Work required — Your reply should repeat all records verbatim and contain no images.

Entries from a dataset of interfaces

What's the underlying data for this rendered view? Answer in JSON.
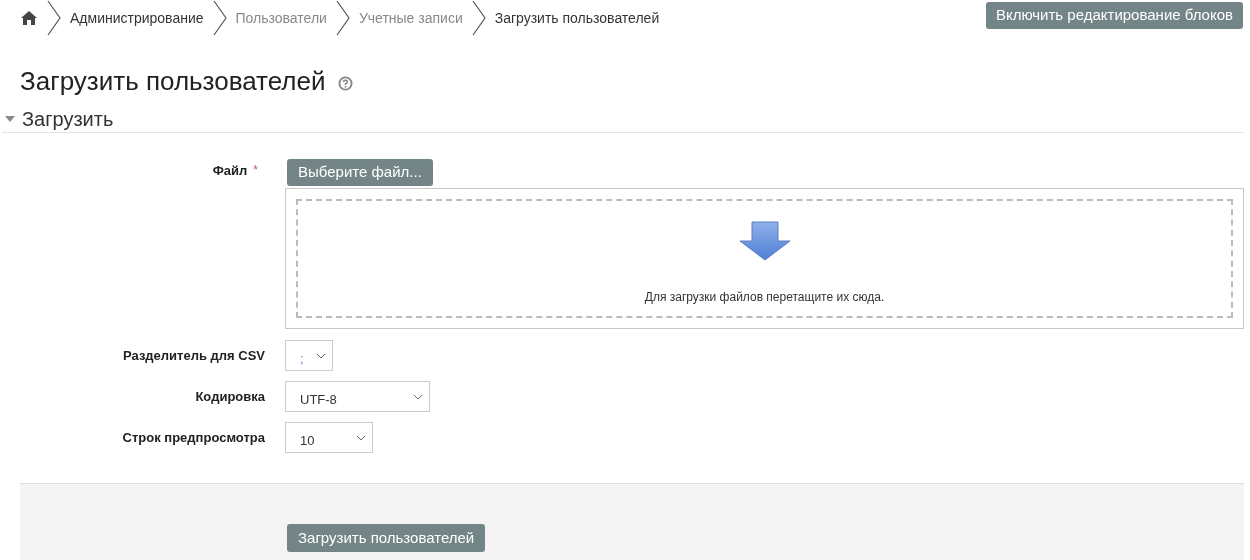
{
  "breadcrumb": [
    {
      "label": "Администрирование",
      "link": true
    },
    {
      "label": "Пользователи",
      "link": false
    },
    {
      "label": "Учетные записи",
      "link": false
    },
    {
      "label": "Загрузить пользователей",
      "link": true
    }
  ],
  "edit_button": "Включить редактирование блоков",
  "page_title": "Загрузить пользователей",
  "section": {
    "title": "Загрузить",
    "expanded": true
  },
  "file_field": {
    "label": "Файл",
    "required_mark": "*",
    "choose_button": "Выберите файл...",
    "drop_hint": "Для загрузки файлов перетащите их сюда."
  },
  "selects": [
    {
      "label": "Разделитель для CSV",
      "value": ";"
    },
    {
      "label": "Кодировка",
      "value": "UTF-8"
    },
    {
      "label": "Строк предпросмотра",
      "value": "10"
    }
  ],
  "submit_button": "Загрузить пользователей"
}
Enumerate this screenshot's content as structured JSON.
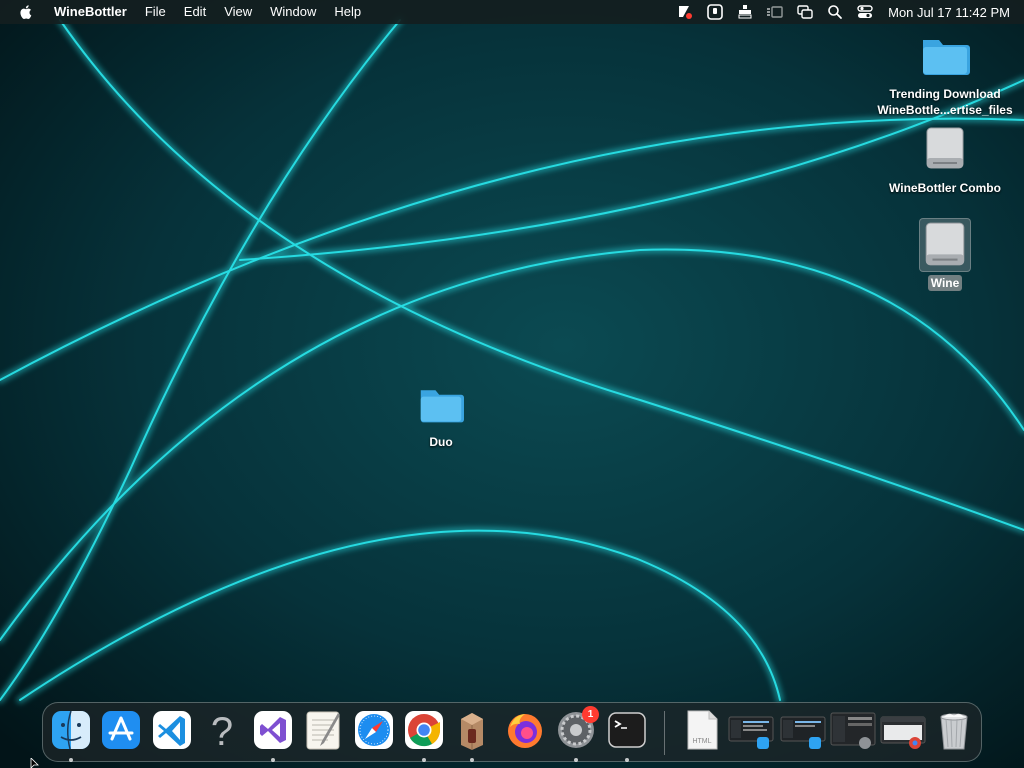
{
  "menubar": {
    "app_name": "WineBottler",
    "menus": [
      "File",
      "Edit",
      "View",
      "Window",
      "Help"
    ],
    "status_icons": [
      "wine-status-icon",
      "screen-record-icon",
      "display-icon",
      "stage-manager-icon",
      "window-switch-icon",
      "spotlight-search-icon",
      "control-center-icon"
    ],
    "clock": "Mon Jul 17  11:42 PM"
  },
  "desktop": {
    "icons": [
      {
        "name": "trending-download-folder",
        "line1": "Trending Download",
        "line2": "WineBottle...ertise_files",
        "type": "folder"
      },
      {
        "name": "winebottler-combo-drive",
        "label": "WineBottler Combo",
        "type": "drive"
      },
      {
        "name": "wine-drive",
        "label": "Wine",
        "type": "drive",
        "selected": true
      },
      {
        "name": "duo-folder",
        "label": "Duo",
        "type": "folder"
      }
    ]
  },
  "dock": {
    "items": [
      {
        "name": "finder",
        "running": true
      },
      {
        "name": "app-store",
        "running": false
      },
      {
        "name": "visual-studio-code",
        "running": false
      },
      {
        "name": "unknown-app",
        "running": false
      },
      {
        "name": "visual-studio",
        "running": true
      },
      {
        "name": "textedit",
        "running": false
      },
      {
        "name": "safari",
        "running": false
      },
      {
        "name": "chrome",
        "running": true
      },
      {
        "name": "winebottler",
        "running": true
      },
      {
        "name": "firefox",
        "running": false
      },
      {
        "name": "system-settings",
        "running": true,
        "badge": "1"
      },
      {
        "name": "terminal",
        "running": true
      }
    ],
    "minimized": [
      "html-file",
      "finder-window-1",
      "finder-window-2",
      "system-settings-window",
      "chrome-window"
    ],
    "trash": "trash",
    "question_mark": "?",
    "html_doc_label": "HTML"
  },
  "colors": {
    "accent": "#27e4ea",
    "folder_blue": "#4fb3ec",
    "menubar_bg": "#141e20"
  }
}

Expected output —
What's the underlying data for this rendered view? Answer in JSON.
{
  "breadcrumb": [
    {
      "label": "Администрирование",
      "link": true
    },
    {
      "label": "Пользователи",
      "link": false
    },
    {
      "label": "Учетные записи",
      "link": false
    },
    {
      "label": "Загрузить пользователей",
      "link": true
    }
  ],
  "edit_button": "Включить редактирование блоков",
  "page_title": "Загрузить пользователей",
  "section": {
    "title": "Загрузить",
    "expanded": true
  },
  "file_field": {
    "label": "Файл",
    "required_mark": "*",
    "choose_button": "Выберите файл...",
    "drop_hint": "Для загрузки файлов перетащите их сюда."
  },
  "selects": [
    {
      "label": "Разделитель для CSV",
      "value": ";"
    },
    {
      "label": "Кодировка",
      "value": "UTF-8"
    },
    {
      "label": "Строк предпросмотра",
      "value": "10"
    }
  ],
  "submit_button": "Загрузить пользователей"
}
Enumerate this screenshot's content as structured JSON.
{
  "menubar": {
    "app_name": "WineBottler",
    "menus": [
      "File",
      "Edit",
      "View",
      "Window",
      "Help"
    ],
    "status_icons": [
      "wine-status-icon",
      "screen-record-icon",
      "display-icon",
      "stage-manager-icon",
      "window-switch-icon",
      "spotlight-search-icon",
      "control-center-icon"
    ],
    "clock": "Mon Jul 17  11:42 PM"
  },
  "desktop": {
    "icons": [
      {
        "name": "trending-download-folder",
        "line1": "Trending Download",
        "line2": "WineBottle...ertise_files",
        "type": "folder"
      },
      {
        "name": "winebottler-combo-drive",
        "label": "WineBottler Combo",
        "type": "drive"
      },
      {
        "name": "wine-drive",
        "label": "Wine",
        "type": "drive",
        "selected": true
      },
      {
        "name": "duo-folder",
        "label": "Duo",
        "type": "folder"
      }
    ]
  },
  "dock": {
    "items": [
      {
        "name": "finder",
        "running": true
      },
      {
        "name": "app-store",
        "running": false
      },
      {
        "name": "visual-studio-code",
        "running": false
      },
      {
        "name": "unknown-app",
        "running": false
      },
      {
        "name": "visual-studio",
        "running": true
      },
      {
        "name": "textedit",
        "running": false
      },
      {
        "name": "safari",
        "running": false
      },
      {
        "name": "chrome",
        "running": true
      },
      {
        "name": "winebottler",
        "running": true
      },
      {
        "name": "firefox",
        "running": false
      },
      {
        "name": "system-settings",
        "running": true,
        "badge": "1"
      },
      {
        "name": "terminal",
        "running": true
      }
    ],
    "minimized": [
      "html-file",
      "finder-window-1",
      "finder-window-2",
      "system-settings-window",
      "chrome-window"
    ],
    "trash": "trash",
    "question_mark": "?",
    "html_doc_label": "HTML"
  },
  "colors": {
    "accent": "#27e4ea",
    "folder_blue": "#4fb3ec",
    "menubar_bg": "#141e20"
  }
}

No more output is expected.